- It's an extremely elegant piece of writing, navigating erudition and pedagogy, and forensically avoiding classic theoretic, political economy and ideological beartraps. Wish so much of discourse was like this.
- The division of the economy into 'algorithms' (price-finding) and 'protocols' (economic goals and guides) is elegant, and the idea that computers can in fact help both is wise
- I think the thesis is broadly correct - we can 'plan' the economy more, beyond just letting price mechanism run things 'invisibly'.
- Surprised there's no mention of parecon, which is an updated attempt to do much of what he says (ie participatory planning)
- Likewise Arrow's Theorem (which blocks viability of much group priority setting), control theory (he touches on cybernetics but then moves on), systems theory/complexity all of which govern the economic decision scenario.
- Above all, the fact that Georgescu-Roegen's monetary input-output and stock-flow economic modelling is missing is a big deal. Because this was and is a non-socialistic attempt to put science behind the revelations of the price mechanism.
- On which point, it's not clear by the end of the piece if he thinks computers can or can't compute prices. The commentary on computation does distinguish the supply-chain computation of Amazon from actual price-mechanism, but it's a bit vague.
- A large-scale question is, does this model, of algorithms and protocols end up looking like anything other than a modern … mixed economy in a democratic setting. If it doesn't matter whether the price-setting is technocratically planned or organically revealed (Aaaron seems agnostic in the end), and the emphasis is on the protocols, what are protocols other than … laws. Which is how modern economies are indeed framed. Carbon tax is an explicit protocol to make sure the economy takes carbon into account as a social goal.
- Whether or not protocols are just laws by another name, it leads to a more specific problem of human co-ordination. The problem I believe with parecon, and this unnamed model of economy, even with massive support from networked computers, is that spending such a predictably vast amount of co-ordinating resource use is … in no way viable, even if, and this is a separate point, people were even willing or competent to do it.
At the root of this planned approach, however, is a set of technical problems around resource allocation that just won't go away.
- What happens, as is inevitable, if one region has better soil/land and produces more of a certain crop or mineral? Should they be denied privileged use of it?
- What happens if a worker or a region of workers have a particularly intellectual or creative aptitude, or work ethic, or other advantage that leads to increased production? Is this surplus something that should be denied them?
- Even more surprising is what happens if a certain region or individual needs /less/ than their fellow society members.

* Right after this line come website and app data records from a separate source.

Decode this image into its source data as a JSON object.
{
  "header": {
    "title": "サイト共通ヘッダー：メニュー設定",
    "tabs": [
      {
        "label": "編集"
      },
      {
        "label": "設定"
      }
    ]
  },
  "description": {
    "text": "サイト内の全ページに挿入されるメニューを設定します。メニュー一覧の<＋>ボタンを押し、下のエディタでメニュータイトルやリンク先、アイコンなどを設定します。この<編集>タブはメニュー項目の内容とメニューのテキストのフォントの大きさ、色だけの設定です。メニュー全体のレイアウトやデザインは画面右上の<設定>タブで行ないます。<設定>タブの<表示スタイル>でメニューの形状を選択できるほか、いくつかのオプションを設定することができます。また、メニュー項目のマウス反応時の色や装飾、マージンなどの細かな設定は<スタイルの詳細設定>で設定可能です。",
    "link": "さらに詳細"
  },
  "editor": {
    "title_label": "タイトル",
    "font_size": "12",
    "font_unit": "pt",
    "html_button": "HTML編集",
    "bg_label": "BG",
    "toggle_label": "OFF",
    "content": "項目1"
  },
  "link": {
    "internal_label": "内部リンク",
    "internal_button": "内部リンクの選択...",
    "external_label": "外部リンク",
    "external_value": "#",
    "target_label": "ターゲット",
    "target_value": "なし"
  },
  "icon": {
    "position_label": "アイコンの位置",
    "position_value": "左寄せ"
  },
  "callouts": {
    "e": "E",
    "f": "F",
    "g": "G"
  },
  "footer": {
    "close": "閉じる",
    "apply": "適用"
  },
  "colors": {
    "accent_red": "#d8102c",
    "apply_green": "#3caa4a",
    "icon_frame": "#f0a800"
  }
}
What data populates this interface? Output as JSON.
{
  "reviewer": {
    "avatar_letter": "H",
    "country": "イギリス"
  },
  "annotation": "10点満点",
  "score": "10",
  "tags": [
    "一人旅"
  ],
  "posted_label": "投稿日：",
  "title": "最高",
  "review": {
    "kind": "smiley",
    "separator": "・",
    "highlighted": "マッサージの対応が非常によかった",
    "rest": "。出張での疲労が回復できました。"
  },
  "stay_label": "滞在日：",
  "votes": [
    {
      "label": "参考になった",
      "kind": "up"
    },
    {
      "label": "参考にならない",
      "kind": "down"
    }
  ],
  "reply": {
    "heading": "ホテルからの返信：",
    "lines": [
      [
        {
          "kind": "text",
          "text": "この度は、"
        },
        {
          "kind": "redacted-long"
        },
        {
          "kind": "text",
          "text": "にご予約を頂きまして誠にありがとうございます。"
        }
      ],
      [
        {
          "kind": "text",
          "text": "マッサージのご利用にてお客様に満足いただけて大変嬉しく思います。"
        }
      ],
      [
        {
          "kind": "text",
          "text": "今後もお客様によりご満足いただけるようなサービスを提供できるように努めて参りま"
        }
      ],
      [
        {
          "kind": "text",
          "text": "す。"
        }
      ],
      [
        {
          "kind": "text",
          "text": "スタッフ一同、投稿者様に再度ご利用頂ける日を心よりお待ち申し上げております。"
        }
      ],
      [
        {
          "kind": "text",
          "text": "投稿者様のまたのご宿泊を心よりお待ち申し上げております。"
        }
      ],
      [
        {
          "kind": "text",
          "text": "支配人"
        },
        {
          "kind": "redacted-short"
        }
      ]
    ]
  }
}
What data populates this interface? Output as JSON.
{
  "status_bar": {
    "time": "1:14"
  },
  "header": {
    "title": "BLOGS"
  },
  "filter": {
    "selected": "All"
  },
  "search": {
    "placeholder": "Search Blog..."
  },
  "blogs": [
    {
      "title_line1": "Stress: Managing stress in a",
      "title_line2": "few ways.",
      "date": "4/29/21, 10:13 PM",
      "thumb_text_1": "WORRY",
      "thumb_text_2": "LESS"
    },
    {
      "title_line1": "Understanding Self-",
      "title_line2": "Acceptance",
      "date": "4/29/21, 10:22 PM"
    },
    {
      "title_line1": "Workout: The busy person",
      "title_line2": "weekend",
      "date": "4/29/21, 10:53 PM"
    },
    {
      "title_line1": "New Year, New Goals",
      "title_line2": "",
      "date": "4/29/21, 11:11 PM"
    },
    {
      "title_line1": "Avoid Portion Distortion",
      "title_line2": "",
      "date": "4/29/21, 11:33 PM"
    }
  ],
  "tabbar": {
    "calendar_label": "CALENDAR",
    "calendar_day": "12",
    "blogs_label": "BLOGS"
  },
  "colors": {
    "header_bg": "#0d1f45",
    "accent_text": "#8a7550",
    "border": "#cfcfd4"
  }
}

How is the surplus they don't use reallocated?
- What about a situation where a region is disadvantaged in a certain way, for example in a very cold and hostile environment, such that workers cannot work as much as those in other areas, or require support that leads to other kinds of advantage?
These problems are not the fundamental questions of human need or justice, which might be agreed abstractly by the basic functioning of the economic protocols. They are instead issues of contextual imbalance that make allocation more complicated, and even if they can be resolved, lead to endless allocation corrections and debates.
And none of this yet covers what happens if the situation for resource allocation changes after a plan has been set: either because preferences change, or the output has been shown to be ineffective to need, or because of some external factor, such a as natural disaster. The last thing you imagine people want to be doing after a hurricane is working a redraft of the production plan.
This is not at all to say that the market economy doesn't have it's own severe problems, with maybe worse effects. But they do help explain why the market approach, with its automaticity, has an advantage.
And likewise, this isn't to say that the goal, of a more just and sustainable economy, even the means, of more participatory structuring and more algorithmic support the economy, aren't good. The question is how to do it.
On the basis that this proposal, even if it isn't a mixed market democratic economy, could flow from such a status quo, we might usefully spend time checking at least two things: the capacity of computers to actually compute price, or co-ordinate protocols; and the capacity of humans to co-govern, with or without computer support.
These are the things that seem underinvestigated in general: economics is cagey about actually completing the project of input-output modelling, even though computers are now available to help; and social theorists and political economists are slow to propose massive upgrades to public engagement and participation that would be required to activate AB's model.
Two things that might help are nested goal setting and generous performance margins.
If the sustainability performance goal can be set at a high level for the economy, and then each production sector within it has a nested contribution to it, that requires much less co-ordination than each sector doing it's own plan.
And if each sector, or region, has a wide performance margin, so the economy will function whether they come in over or under their allocation, that adds a lot of flexibility to the system, and again a reduction in the requirement for permanent micro-planning.
Either way, economic reform is urgent for environmental and social goals, and systemic proposals are very welcome! Thanks, Aaron for the update!
Image is of Victor Glushkov, presenting his work on cybernetic computing to manage and plan the Soviet economy.